  • January 8, 2016 | Authors: Dionysios Rossi; Graham Walker
  • Law Firm: Borden Ladner Gervais LLP - Vancouver Office
  • In Canadian maritime law, some provincial superior courts and the Federal Court have concurrent jurisdiction. This case is an example of how the courts may tackle the question of which court has jurisdiction over a particular dispute.

    The owner of a yacht (the "insured") had engaged the services of the defendant to transport the yacht from Québec City, Québec to Willsboro Bay Marina, New York, by sailing the yacht to its destination. However, the yacht was grounded during the voyage and sustained damage. The plaintiff, St. Paul Fire & Marine Insurance Company (the "insurer"), had fully indemnified the insured and commenced subrogation proceedings against the defendant.

    In the present application, the defendant asked the Court to dismiss the insurer's action on the basis that the Québec court lacked jurisdiction, as maritime law governs this type of dispute and excludes the application of the Code civil du Québec, RLRQ c C-1991 (the "QC Civil Code"). The Court disagreed, holding that neither section 22 of the Federal Courts Act nor the jurisprudence restricts jurisdiction over maritime law to the Federal Court, so the Québec superior courts have jurisdiction in admiralty. The Court went on to decide that the contract in question was not a contract of carriage within the meaning of Article 2030 of the QC Civil Code, but a service contract.
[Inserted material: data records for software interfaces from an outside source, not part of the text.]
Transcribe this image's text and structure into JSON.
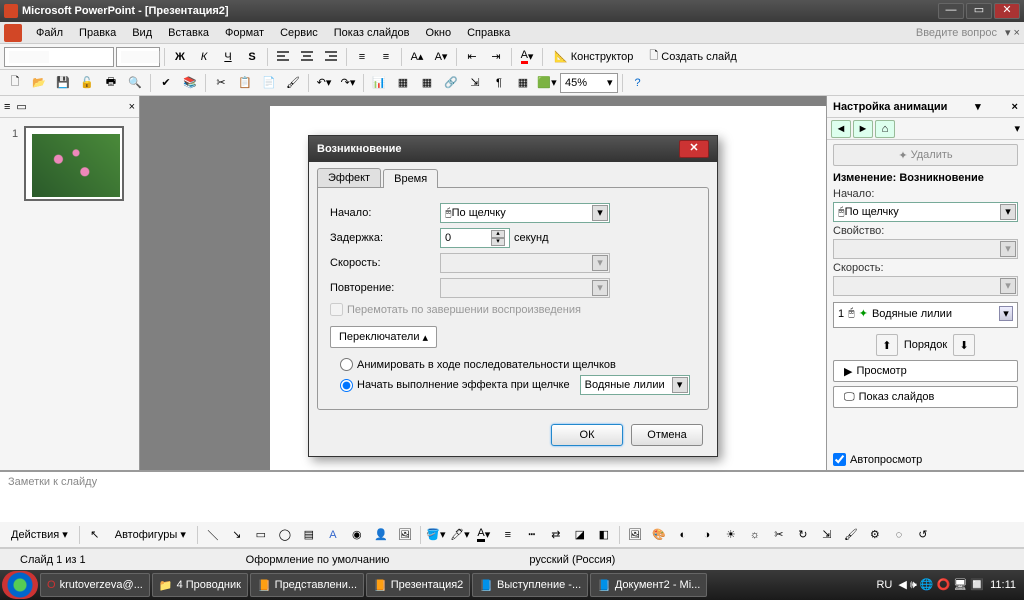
{
  "titlebar": {
    "title": "Microsoft PowerPoint - [Презентация2]"
  },
  "menu": {
    "file": "Файл",
    "edit": "Правка",
    "view": "Вид",
    "insert": "Вставка",
    "format": "Формат",
    "tools": "Сервис",
    "slideshow": "Показ слайдов",
    "window": "Окно",
    "help": "Справка",
    "question_hint": "Введите вопрос"
  },
  "toolbar1": {
    "designer": "Конструктор",
    "new_slide": "Создать слайд"
  },
  "toolbar2": {
    "zoom": "45%"
  },
  "slidepanel": {
    "slide_num": "1"
  },
  "taskpane": {
    "title": "Настройка анимации",
    "delete": "Удалить",
    "change_label": "Изменение: Возникновение",
    "start_label": "Начало:",
    "start_value": "По щелчку",
    "property_label": "Свойство:",
    "speed_label": "Скорость:",
    "list_item_num": "1",
    "list_item_name": "Водяные лилии",
    "order_label": "Порядок",
    "preview": "Просмотр",
    "slideshow": "Показ слайдов",
    "autopreview": "Автопросмотр"
  },
  "dialog": {
    "title": "Возникновение",
    "tab_effect": "Эффект",
    "tab_timing": "Время",
    "start_label": "Начало:",
    "start_value": "По щелчку",
    "delay_label": "Задержка:",
    "delay_value": "0",
    "delay_unit": "секунд",
    "speed_label": "Скорость:",
    "repeat_label": "Повторение:",
    "rewind": "Перемотать по завершении воспроизведения",
    "triggers_btn": "Переключатели",
    "radio_seq": "Анимировать в ходе последовательности щелчков",
    "radio_click": "Начать выполнение эффекта при щелчке",
    "trigger_target": "Водяные лилии",
    "ok": "ОК",
    "cancel": "Отмена"
  },
  "notes": {
    "placeholder": "Заметки к слайду"
  },
  "bottom_toolbar": {
    "actions": "Действия",
    "autoshapes": "Автофигуры"
  },
  "status": {
    "slide": "Слайд 1 из 1",
    "design": "Оформление по умолчанию",
    "lang": "русский (Россия)"
  },
  "taskbar": {
    "items": [
      "krutoverzeva@...",
      "4 Проводник",
      "Представлени...",
      "Презентация2",
      "Выступление -...",
      "Документ2 - Mi..."
    ],
    "lang": "RU",
    "time": "11:11"
  }
}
    Therefore, the Court dismissed the defendant's argument that the claim ought to be dismissed because no notice of claim was provided within 60 days of delivery (as required by Article 2050 of the Code civil du Québec), because this requirement only applies for actions against carriers. The Court noted in obiter that the notice is not required where, as in the present case, the carrier is the one who notifies the property owner about the damage.